▸ **Data supplied**
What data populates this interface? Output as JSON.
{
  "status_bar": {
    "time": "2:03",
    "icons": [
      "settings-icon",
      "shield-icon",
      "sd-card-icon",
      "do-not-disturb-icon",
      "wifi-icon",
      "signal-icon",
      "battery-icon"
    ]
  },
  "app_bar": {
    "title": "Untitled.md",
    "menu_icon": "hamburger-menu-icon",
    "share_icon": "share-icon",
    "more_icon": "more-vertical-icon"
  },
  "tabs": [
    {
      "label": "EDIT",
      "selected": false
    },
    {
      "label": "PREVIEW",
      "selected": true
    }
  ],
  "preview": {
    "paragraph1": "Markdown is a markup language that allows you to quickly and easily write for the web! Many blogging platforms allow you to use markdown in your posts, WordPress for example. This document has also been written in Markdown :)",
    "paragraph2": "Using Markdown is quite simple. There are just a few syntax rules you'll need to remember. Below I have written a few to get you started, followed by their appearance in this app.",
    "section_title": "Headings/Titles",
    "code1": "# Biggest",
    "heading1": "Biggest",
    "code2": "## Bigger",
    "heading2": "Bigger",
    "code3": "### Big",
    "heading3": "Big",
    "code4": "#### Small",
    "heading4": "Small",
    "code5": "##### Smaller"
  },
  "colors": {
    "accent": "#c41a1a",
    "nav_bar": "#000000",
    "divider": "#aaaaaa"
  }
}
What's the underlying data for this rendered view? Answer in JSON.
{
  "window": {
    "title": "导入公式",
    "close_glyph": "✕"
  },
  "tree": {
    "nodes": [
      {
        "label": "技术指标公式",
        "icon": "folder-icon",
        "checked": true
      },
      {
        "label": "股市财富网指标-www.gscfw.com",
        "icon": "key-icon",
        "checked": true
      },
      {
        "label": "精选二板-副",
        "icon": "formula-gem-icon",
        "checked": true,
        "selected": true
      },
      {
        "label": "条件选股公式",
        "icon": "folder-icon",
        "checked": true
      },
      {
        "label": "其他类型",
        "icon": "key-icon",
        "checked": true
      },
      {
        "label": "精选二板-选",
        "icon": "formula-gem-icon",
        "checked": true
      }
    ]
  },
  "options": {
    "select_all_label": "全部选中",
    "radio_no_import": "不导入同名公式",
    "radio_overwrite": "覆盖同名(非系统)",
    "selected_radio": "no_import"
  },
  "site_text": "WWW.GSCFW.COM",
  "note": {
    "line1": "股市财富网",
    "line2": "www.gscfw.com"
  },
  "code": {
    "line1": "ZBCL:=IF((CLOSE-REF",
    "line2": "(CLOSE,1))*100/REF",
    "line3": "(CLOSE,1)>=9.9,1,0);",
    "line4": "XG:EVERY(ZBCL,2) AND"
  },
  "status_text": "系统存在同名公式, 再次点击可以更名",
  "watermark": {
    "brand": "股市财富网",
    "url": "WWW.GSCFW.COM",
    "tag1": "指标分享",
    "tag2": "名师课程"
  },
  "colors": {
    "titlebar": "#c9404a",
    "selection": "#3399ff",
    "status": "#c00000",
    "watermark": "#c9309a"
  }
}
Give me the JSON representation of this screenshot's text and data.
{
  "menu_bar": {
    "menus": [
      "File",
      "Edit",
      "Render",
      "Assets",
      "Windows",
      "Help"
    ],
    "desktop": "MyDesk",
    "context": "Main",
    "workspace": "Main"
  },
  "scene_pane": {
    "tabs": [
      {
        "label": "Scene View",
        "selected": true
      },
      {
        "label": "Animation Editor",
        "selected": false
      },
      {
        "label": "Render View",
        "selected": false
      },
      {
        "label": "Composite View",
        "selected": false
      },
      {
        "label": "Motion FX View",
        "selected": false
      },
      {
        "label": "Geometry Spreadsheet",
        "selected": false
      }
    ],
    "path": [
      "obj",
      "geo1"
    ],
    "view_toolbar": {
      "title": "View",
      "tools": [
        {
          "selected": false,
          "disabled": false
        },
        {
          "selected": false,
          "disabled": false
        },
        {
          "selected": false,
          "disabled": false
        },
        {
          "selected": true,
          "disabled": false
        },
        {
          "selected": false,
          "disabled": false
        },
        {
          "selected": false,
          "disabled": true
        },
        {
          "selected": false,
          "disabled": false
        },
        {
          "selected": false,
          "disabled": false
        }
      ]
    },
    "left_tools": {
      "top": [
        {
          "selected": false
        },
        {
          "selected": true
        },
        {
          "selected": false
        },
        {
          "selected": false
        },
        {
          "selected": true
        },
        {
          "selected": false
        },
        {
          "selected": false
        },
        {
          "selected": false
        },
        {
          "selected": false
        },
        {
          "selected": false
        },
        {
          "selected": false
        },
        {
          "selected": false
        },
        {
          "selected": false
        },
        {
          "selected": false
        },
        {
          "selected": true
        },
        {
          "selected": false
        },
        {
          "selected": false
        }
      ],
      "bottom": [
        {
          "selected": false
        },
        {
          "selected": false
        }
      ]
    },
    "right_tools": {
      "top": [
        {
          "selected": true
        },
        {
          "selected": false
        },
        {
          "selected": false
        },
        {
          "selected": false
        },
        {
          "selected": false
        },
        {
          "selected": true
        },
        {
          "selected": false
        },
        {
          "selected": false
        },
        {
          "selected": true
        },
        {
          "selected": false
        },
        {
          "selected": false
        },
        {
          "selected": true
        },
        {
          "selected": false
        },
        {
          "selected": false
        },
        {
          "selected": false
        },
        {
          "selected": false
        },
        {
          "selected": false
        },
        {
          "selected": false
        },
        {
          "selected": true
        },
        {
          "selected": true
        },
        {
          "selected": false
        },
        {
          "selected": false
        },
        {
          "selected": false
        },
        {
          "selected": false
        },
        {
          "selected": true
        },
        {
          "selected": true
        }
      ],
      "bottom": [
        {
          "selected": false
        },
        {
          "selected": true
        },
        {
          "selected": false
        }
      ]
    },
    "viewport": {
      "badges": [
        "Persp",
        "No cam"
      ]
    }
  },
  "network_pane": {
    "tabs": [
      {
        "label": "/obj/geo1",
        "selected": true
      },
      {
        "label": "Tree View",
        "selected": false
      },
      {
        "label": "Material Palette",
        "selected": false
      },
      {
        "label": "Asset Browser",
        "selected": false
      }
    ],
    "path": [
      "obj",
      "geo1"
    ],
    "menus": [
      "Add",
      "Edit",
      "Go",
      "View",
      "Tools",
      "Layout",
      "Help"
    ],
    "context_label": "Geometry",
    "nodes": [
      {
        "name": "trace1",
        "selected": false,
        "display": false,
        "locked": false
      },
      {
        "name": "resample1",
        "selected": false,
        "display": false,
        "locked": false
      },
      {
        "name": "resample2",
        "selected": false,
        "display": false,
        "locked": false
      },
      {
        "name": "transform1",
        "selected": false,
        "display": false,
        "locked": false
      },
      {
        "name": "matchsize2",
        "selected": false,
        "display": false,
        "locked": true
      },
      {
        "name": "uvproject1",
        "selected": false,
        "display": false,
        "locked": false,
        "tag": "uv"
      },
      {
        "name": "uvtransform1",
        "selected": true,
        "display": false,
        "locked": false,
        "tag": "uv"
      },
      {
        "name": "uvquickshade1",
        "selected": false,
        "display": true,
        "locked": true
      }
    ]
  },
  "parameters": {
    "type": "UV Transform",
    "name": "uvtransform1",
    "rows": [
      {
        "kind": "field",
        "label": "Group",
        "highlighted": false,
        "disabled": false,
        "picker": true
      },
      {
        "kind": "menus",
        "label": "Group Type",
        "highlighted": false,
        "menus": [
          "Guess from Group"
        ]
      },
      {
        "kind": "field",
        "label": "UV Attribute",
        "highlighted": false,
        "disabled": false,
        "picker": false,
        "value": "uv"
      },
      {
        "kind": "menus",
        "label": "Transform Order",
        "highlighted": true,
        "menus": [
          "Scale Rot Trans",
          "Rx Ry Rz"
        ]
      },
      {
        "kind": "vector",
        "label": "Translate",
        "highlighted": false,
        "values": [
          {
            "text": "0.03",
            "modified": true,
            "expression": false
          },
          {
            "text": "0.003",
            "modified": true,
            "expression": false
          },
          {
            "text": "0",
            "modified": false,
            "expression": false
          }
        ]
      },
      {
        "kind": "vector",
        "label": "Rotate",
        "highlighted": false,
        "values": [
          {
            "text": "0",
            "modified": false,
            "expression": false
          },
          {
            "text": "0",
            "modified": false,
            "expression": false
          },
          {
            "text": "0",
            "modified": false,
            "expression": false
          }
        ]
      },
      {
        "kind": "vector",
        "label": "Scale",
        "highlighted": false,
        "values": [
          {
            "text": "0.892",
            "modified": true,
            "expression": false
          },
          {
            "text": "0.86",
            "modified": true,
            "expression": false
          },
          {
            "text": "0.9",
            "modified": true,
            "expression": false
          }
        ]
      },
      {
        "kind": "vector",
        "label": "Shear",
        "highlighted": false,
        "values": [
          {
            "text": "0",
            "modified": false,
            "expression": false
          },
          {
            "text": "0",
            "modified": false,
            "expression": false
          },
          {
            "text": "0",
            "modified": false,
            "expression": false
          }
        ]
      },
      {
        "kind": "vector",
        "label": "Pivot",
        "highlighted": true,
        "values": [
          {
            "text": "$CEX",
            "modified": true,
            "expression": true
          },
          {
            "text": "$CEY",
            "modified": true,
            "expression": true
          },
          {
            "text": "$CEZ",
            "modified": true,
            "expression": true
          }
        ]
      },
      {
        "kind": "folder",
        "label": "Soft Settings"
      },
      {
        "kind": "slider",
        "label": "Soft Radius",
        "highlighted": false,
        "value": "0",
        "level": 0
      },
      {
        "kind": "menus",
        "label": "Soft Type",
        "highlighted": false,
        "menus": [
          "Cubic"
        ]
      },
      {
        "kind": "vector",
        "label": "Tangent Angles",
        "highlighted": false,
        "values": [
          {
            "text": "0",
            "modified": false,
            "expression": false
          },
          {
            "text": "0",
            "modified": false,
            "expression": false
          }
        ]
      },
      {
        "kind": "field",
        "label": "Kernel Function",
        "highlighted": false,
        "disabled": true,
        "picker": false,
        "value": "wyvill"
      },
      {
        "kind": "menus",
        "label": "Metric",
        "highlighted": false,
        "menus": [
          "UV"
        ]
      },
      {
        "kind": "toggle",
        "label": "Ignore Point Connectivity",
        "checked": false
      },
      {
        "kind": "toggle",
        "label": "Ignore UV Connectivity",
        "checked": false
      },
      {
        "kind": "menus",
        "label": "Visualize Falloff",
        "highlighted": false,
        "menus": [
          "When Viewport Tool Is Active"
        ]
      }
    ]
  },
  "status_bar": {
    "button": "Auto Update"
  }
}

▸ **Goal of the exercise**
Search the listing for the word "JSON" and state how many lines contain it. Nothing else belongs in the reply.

▸ **Response below**
3